++++ Entries supplied

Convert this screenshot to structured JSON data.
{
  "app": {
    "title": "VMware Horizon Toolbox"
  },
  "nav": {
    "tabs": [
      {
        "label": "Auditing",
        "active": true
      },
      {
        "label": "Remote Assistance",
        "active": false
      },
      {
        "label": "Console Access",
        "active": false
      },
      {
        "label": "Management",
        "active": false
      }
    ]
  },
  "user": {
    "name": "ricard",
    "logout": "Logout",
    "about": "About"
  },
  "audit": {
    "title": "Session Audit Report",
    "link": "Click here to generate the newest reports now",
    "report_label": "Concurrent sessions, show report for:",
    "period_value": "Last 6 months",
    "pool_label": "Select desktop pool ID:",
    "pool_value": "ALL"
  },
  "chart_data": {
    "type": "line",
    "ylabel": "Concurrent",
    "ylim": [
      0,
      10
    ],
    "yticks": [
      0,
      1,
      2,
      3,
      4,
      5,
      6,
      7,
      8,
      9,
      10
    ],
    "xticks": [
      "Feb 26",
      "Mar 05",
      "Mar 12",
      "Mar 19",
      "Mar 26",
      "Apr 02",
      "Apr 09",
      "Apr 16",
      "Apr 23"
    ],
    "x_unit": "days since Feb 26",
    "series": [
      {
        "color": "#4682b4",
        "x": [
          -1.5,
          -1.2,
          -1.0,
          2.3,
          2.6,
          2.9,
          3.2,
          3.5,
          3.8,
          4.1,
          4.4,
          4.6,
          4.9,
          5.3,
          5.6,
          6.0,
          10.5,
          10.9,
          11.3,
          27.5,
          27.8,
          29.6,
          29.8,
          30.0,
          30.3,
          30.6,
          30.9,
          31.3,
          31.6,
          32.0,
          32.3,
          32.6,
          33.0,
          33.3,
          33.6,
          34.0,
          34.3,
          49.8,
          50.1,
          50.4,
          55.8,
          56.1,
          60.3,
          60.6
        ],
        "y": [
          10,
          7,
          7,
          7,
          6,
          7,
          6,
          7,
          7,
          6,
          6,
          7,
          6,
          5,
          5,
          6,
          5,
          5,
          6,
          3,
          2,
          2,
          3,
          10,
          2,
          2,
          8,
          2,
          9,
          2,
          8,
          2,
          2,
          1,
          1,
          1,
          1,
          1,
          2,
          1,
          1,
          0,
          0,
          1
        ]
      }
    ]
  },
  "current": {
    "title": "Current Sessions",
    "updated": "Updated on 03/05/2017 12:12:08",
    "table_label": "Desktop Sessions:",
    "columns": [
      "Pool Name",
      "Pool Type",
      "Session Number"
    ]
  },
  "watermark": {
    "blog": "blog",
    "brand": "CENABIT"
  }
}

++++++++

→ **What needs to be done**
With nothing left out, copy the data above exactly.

→ **Expected answer**
Convert this screenshot to structured JSON data.
{
  "app": {
    "title": "VMware Horizon Toolbox"
  },
  "nav": {
    "tabs": [
      {
        "label": "Auditing",
        "active": true
      },
      {
        "label": "Remote Assistance",
        "active": false
      },
      {
        "label": "Console Access",
        "active": false
      },
      {
        "label": "Management",
        "active": false
      }
    ]
  },
  "user": {
    "name": "ricard",
    "logout": "Logout",
    "about": "About"
  },
  "audit": {
    "title": "Session Audit Report",
    "link": "Click here to generate the newest reports now",
    "report_label": "Concurrent sessions, show report for:",
    "period_value": "Last 6 months",
    "pool_label": "Select desktop pool ID:",
    "pool_value": "ALL"
  },
  "chart_data": {
    "type": "line",
    "ylabel": "Concurrent",
    "ylim": [
      0,
      10
    ],
    "yticks": [
      0,
      1,
      2,
      3,
      4,
      5,
      6,
      7,
      8,
      9,
      10
    ],
    "xticks": [
      "Feb 26",
      "Mar 05",
      "Mar 12",
      "Mar 19",
      "Mar 26",
      "Apr 02",
      "Apr 09",
      "Apr 16",
      "Apr 23"
    ],
    "x_unit": "days since Feb 26",
    "series": [
      {
        "color": "#4682b4",
        "x": [
          -1.5,
          -1.2,
          -1.0,
          2.3,
          2.6,
          2.9,
          3.2,
          3.5,
          3.8,
          4.1,
          4.4,
          4.6,
          4.9,
          5.3,
          5.6,
          6.0,
          10.5,
          10.9,
          11.3,
          27.5,
          27.8,
          29.6,
          29.8,
          30.0,
          30.3,
          30.6,
          30.9,
          31.3,
          31.6,
          32.0,
          32.3,
          32.6,
          33.0,
          33.3,
          33.6,
          34.0,
          34.3,
          49.8,
          50.1,
          50.4,
          55.8,
          56.1,
          60.3,
          60.6
        ],
        "y": [
          10,
          7,
          7,
          7,
          6,
          7,
          6,
          7,
          7,
          6,
          6,
          7,
          6,
          5,
          5,
          6,
          5,
          5,
          6,
          3,
          2,
          2,
          3,
          10,
          2,
          2,
          8,
          2,
          9,
          2,
          8,
          2,
          2,
          1,
          1,
          1,
          1,
          1,
          2,
          1,
          1,
          0,
          0,
          1
        ]
      }
    ]
  },
  "current": {
    "title": "Current Sessions",
    "updated": "Updated on 03/05/2017 12:12:08",
    "table_label": "Desktop Sessions:",
    "columns": [
      "Pool Name",
      "Pool Type",
      "Session Number"
    ]
  },
  "watermark": {
    "blog": "blog",
    "brand": "CENABIT"
  }
}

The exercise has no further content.